What atomic properties of metal oxide control the reaction threshold of solid elemental fuels?†
The redox reaction between fuel (metal, metalloid, etc.) and metal oxide is ubiquitous. On the other hand simple thermodynamic considerations do not seem to yield much insight into what makes for a vigorous oxidizer. In this study, two different systematically doped metal oxide systems: perovskites (9 compounds) and δ-Bi2O3 (12 compounds) were synthesized in a manner such that for each system the crystal structure and morphology were maintained. Four fuels (Al, B, Ta, C) with different physical properties, covering almost all fuel types, were included in this study. The initiation temperature and oxygen release temperature was measured by fast heating (>105 K s−1) temperature-jump/time-of-flight mass spectrometry coupled with high-speed imaging. These results were then correlated with the average metal–oxygen bond energy in the oxidizer, and overall metal–oxygen electronegativity. In general, within each systematic metal oxide, we found linear relationships between average bond energy and electronegativity of the metal oxides with initiation temperature for all four fuels, despite their very different physical/chemical properties. These results indicate that intrinsic atomic properties of metal oxide control fuel-metal oxide reaction initiation.
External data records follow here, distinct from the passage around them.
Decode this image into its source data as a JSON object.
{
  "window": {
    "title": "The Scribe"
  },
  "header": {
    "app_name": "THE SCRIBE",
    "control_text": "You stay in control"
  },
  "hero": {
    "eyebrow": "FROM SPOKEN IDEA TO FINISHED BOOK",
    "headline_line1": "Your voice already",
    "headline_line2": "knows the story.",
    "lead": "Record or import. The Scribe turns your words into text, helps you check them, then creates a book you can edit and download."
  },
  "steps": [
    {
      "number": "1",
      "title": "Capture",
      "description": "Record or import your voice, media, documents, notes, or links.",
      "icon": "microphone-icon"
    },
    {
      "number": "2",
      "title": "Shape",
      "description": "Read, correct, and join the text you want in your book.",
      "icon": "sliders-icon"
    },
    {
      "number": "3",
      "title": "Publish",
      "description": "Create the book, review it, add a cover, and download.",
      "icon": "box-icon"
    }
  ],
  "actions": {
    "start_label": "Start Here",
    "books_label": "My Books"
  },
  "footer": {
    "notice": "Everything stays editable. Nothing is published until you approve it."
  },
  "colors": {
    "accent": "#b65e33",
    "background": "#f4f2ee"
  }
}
- This article is part of the themed collection: 2018 PCCP HOT Articles